By Robert C. Koehler
“I’m going to be killing people. I’m actually joining the Marines and will be doing this in real life.”
War springs eternal.

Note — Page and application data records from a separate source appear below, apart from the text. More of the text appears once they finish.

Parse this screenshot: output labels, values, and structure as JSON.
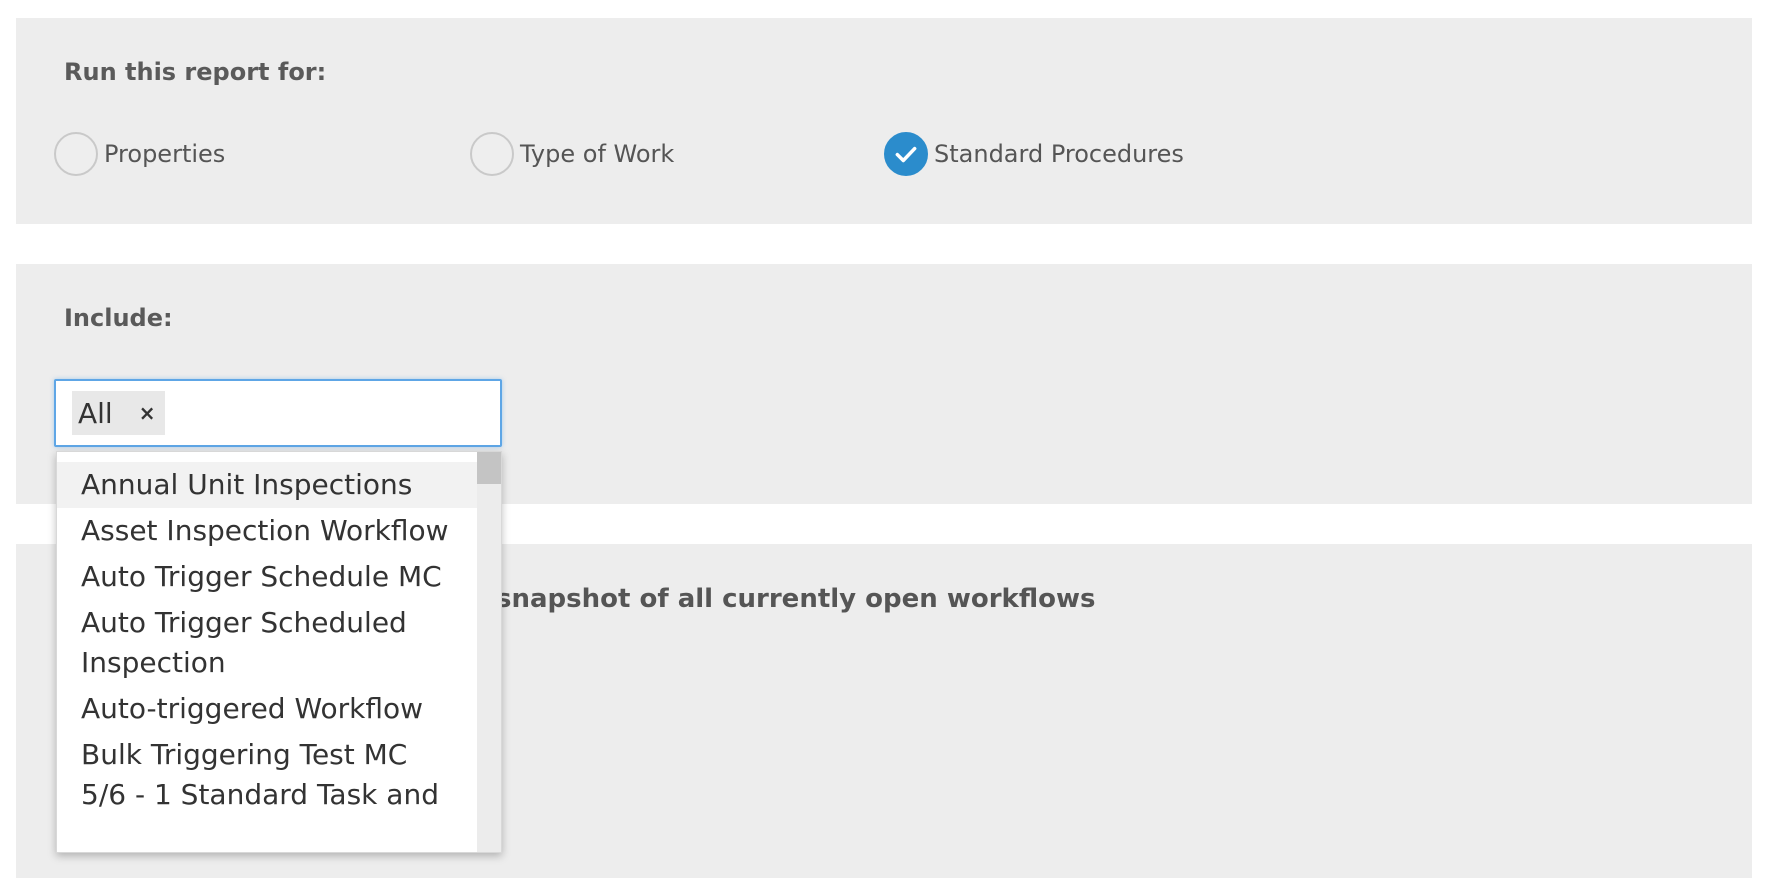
{
  "run_report": {
    "label": "Run this report for:",
    "options": [
      {
        "label": "Properties",
        "checked": false
      },
      {
        "label": "Type of Work",
        "checked": false
      },
      {
        "label": "Standard Procedures",
        "checked": true
      }
    ]
  },
  "include": {
    "label": "Include:",
    "selected_tag": "All",
    "remove_glyph": "×",
    "dropdown_options": [
      "Annual Unit Inspections",
      "Asset Inspection Workflow",
      "Auto Trigger Schedule MC",
      "Auto Trigger Scheduled Inspection",
      "Auto-triggered Workflow",
      "Bulk Triggering Test MC 5/6 - 1 Standard Task and"
    ]
  },
  "snapshot": {
    "text": "snapshot of all currently open workflows"
  },
  "colors": {
    "accent": "#2b8ccc",
    "focus_border": "#5ea6e6",
    "panel_bg": "#ededed"
  },
  "icons": {
    "checked": "check-icon",
    "remove": "remove-x-icon"
  }
}
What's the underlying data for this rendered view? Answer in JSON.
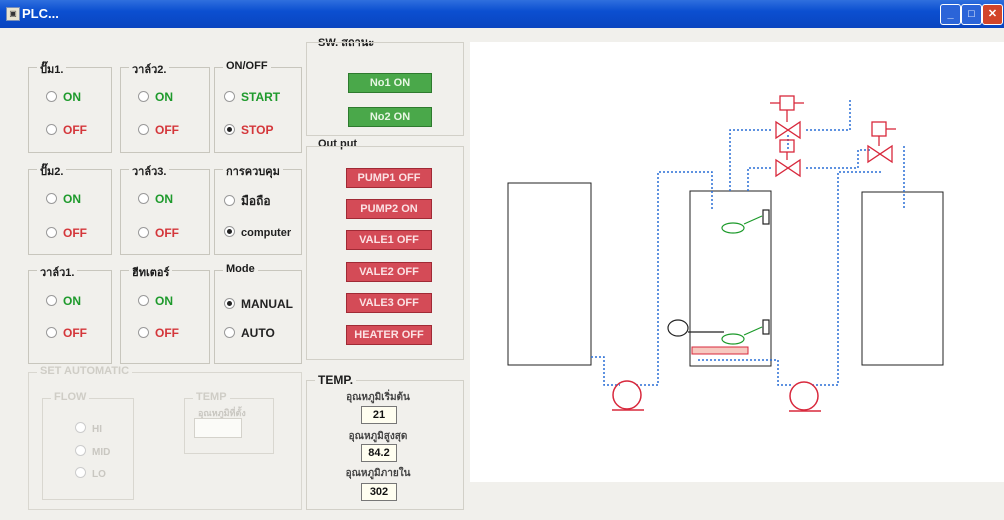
{
  "window": {
    "title": "PLC..."
  },
  "groups": {
    "pump1": {
      "caption": "ปั๊ม1.",
      "on": "ON",
      "off": "OFF"
    },
    "valve2": {
      "caption": "วาล์ว2.",
      "on": "ON",
      "off": "OFF"
    },
    "onoff": {
      "caption": "ON/OFF",
      "start": "START",
      "stop": "STOP"
    },
    "pump2": {
      "caption": "ปั๊ม2.",
      "on": "ON",
      "off": "OFF"
    },
    "valve3": {
      "caption": "วาล์ว3.",
      "on": "ON",
      "off": "OFF"
    },
    "control": {
      "caption": "การควบคุม",
      "hand": "มือถือ",
      "computer": "computer"
    },
    "valve1": {
      "caption": "วาล์ว1.",
      "on": "ON",
      "off": "OFF"
    },
    "heater": {
      "caption": "ฮีทเตอร์",
      "on": "ON",
      "off": "OFF"
    },
    "mode": {
      "caption": "Mode",
      "manual": "MANUAL",
      "auto": "AUTO"
    },
    "auto_box": {
      "caption": "SET AUTOMATIC",
      "flow_caption": "FLOW",
      "flow_options": [
        "HI",
        "MID",
        "LO"
      ],
      "temp_caption": "TEMP",
      "temp_label": "อุณหภูมิที่ตั้ง"
    }
  },
  "sw_status": {
    "caption": "SW. สถานะ",
    "buttons": [
      "No1 ON",
      "No2 ON"
    ]
  },
  "outputs": {
    "caption": "Out put",
    "buttons": [
      "PUMP1 OFF",
      "PUMP2 ON",
      "VALE1 OFF",
      "VALE2 OFF",
      "VALE3 OFF",
      "HEATER OFF"
    ]
  },
  "temp": {
    "caption": "TEMP.",
    "readings": [
      {
        "label": "อุณหภูมิเริ่มต้น",
        "value": "21"
      },
      {
        "label": "อุณหภูมิสูงสุด",
        "value": "84.2"
      },
      {
        "label": "อุณหภูมิภายใน",
        "value": "302"
      }
    ]
  },
  "colors": {
    "on_green": "#1e9a2c",
    "off_red": "#d4363a",
    "status_button": "#4aa84a",
    "output_button": "#d44b57",
    "pipe_blue": "#2a6fd6",
    "equipment_red": "#d8283c"
  }
}
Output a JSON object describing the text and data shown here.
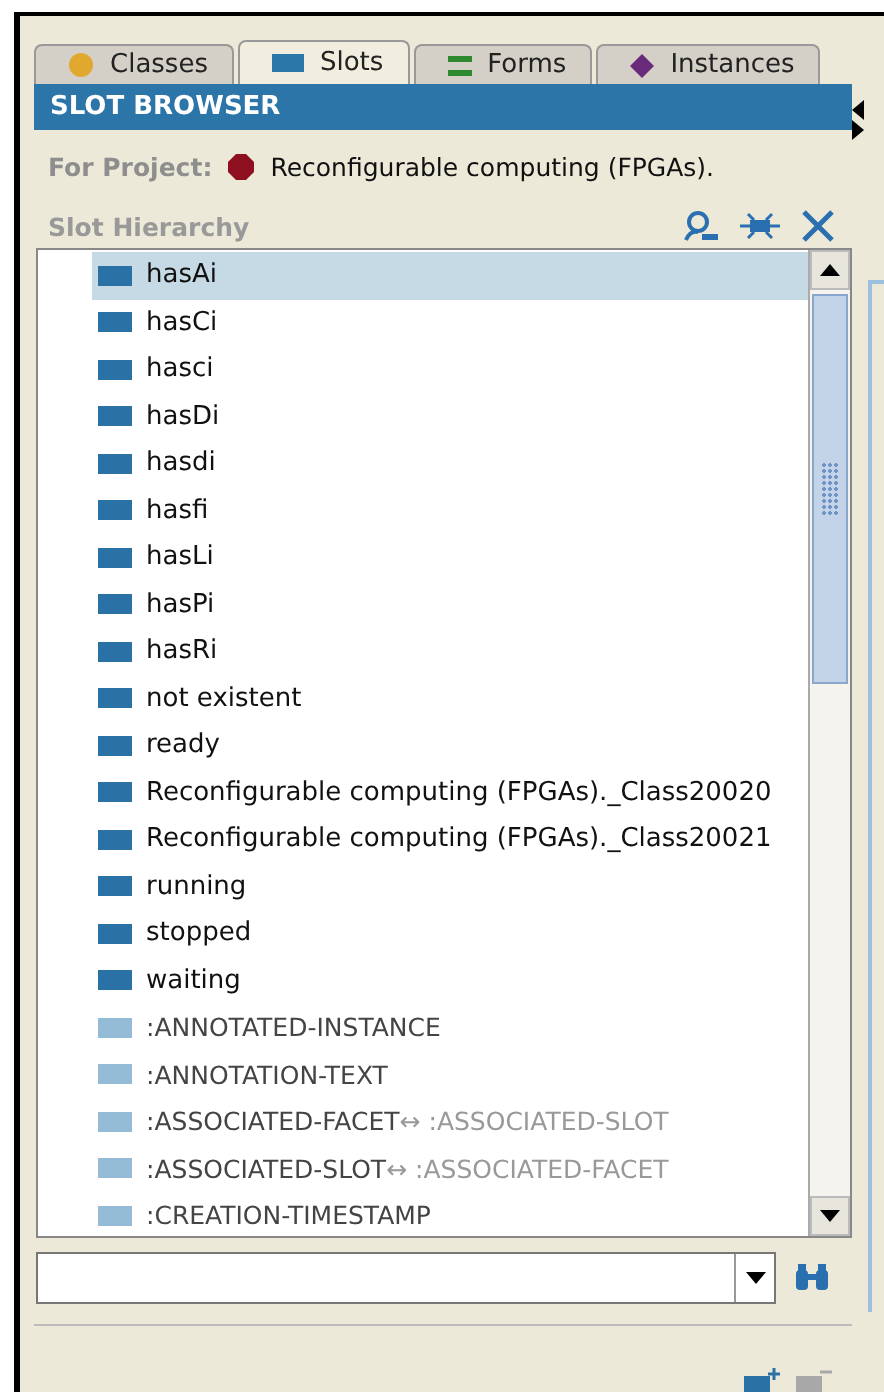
{
  "tabs": [
    {
      "label": "Classes",
      "kind": "classes",
      "selected": false
    },
    {
      "label": "Slots",
      "kind": "slots",
      "selected": true
    },
    {
      "label": "Forms",
      "kind": "forms",
      "selected": false
    },
    {
      "label": "Instances",
      "kind": "instances",
      "selected": false
    }
  ],
  "panel": {
    "title": "SLOT BROWSER",
    "project_label": "For Project:",
    "project_name": "Reconfigurable computing (FPGAs).",
    "hierarchy_label": "Slot Hierarchy"
  },
  "slots": [
    {
      "name": "hasAi",
      "kind": "user",
      "selected": true
    },
    {
      "name": "hasCi",
      "kind": "user",
      "selected": false
    },
    {
      "name": "hasci",
      "kind": "user",
      "selected": false
    },
    {
      "name": "hasDi",
      "kind": "user",
      "selected": false
    },
    {
      "name": "hasdi",
      "kind": "user",
      "selected": false
    },
    {
      "name": "hasfi",
      "kind": "user",
      "selected": false
    },
    {
      "name": "hasLi",
      "kind": "user",
      "selected": false
    },
    {
      "name": "hasPi",
      "kind": "user",
      "selected": false
    },
    {
      "name": "hasRi",
      "kind": "user",
      "selected": false
    },
    {
      "name": "not existent",
      "kind": "user",
      "selected": false
    },
    {
      "name": "ready",
      "kind": "user",
      "selected": false
    },
    {
      "name": "Reconfigurable computing (FPGAs)._Class20020",
      "kind": "user",
      "selected": false
    },
    {
      "name": "Reconfigurable computing (FPGAs)._Class20021",
      "kind": "user",
      "selected": false
    },
    {
      "name": "running",
      "kind": "user",
      "selected": false
    },
    {
      "name": "stopped",
      "kind": "user",
      "selected": false
    },
    {
      "name": "waiting",
      "kind": "user",
      "selected": false
    },
    {
      "name": ":ANNOTATED-INSTANCE",
      "kind": "system",
      "selected": false
    },
    {
      "name": ":ANNOTATION-TEXT",
      "kind": "system",
      "selected": false
    },
    {
      "name": ":ASSOCIATED-FACET",
      "kind": "system",
      "selected": false,
      "inverse": "↔ :ASSOCIATED-SLOT"
    },
    {
      "name": ":ASSOCIATED-SLOT",
      "kind": "system",
      "selected": false,
      "inverse": "↔ :ASSOCIATED-FACET"
    },
    {
      "name": ":CREATION-TIMESTAMP",
      "kind": "system",
      "selected": false
    }
  ]
}
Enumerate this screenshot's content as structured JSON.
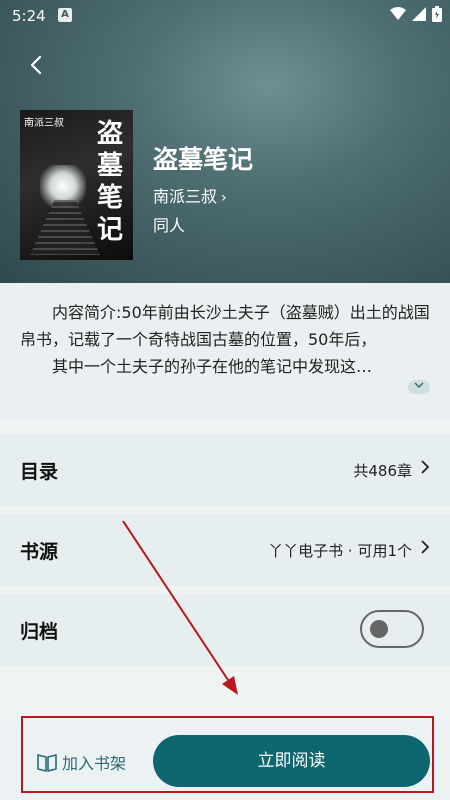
{
  "status": {
    "time": "5:24",
    "app_badge": "A"
  },
  "book": {
    "cover_author": "南派三叔",
    "cover_title": "盗墓笔记",
    "title": "盗墓笔记",
    "author": "南派三叔",
    "tag": "同人"
  },
  "intro": {
    "line1": "内容简介:50年前由长沙土夫子（盗墓贼）出土的战国帛书，记载了一个奇特战国古墓的位置，50年后，",
    "line2": "其中一个土夫子的孙子在他的笔记中发现这…"
  },
  "rows": {
    "toc": {
      "label": "目录",
      "value": "共486章"
    },
    "source": {
      "label": "书源",
      "value": "丫丫电子书 · 可用1个"
    },
    "archive": {
      "label": "归档",
      "toggle_on": false
    }
  },
  "bottom": {
    "bookshelf_label": "加入书架",
    "read_label": "立即阅读"
  },
  "colors": {
    "accent": "#0e6770",
    "annotation": "#c0151c"
  }
}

Compare the words of the 18-year-old boy quoted above by Philadelphia radio station WRTI, as he was wielding a pretend machine gun at a video-game parlor/Army recruiting center at a Philly shopping mall, with those of two neocons, Charles Robb and Charles Wald (retired senator and general, respectively), writing last month in the Washington Post:
“We cannot afford to wait indefinitely to determine the effectiveness of diplomacy and sanctions. . . . Instead, the administration needs to expand its approach and make clear to the Iranian regime and the American people: If diplomatic and economic pressures do not compel Iran to terminate its nuclear program, the U.S. military has the capability and is prepared to launch an effective, targeted strike on Tehran’s nuclear and supporting military facilities.”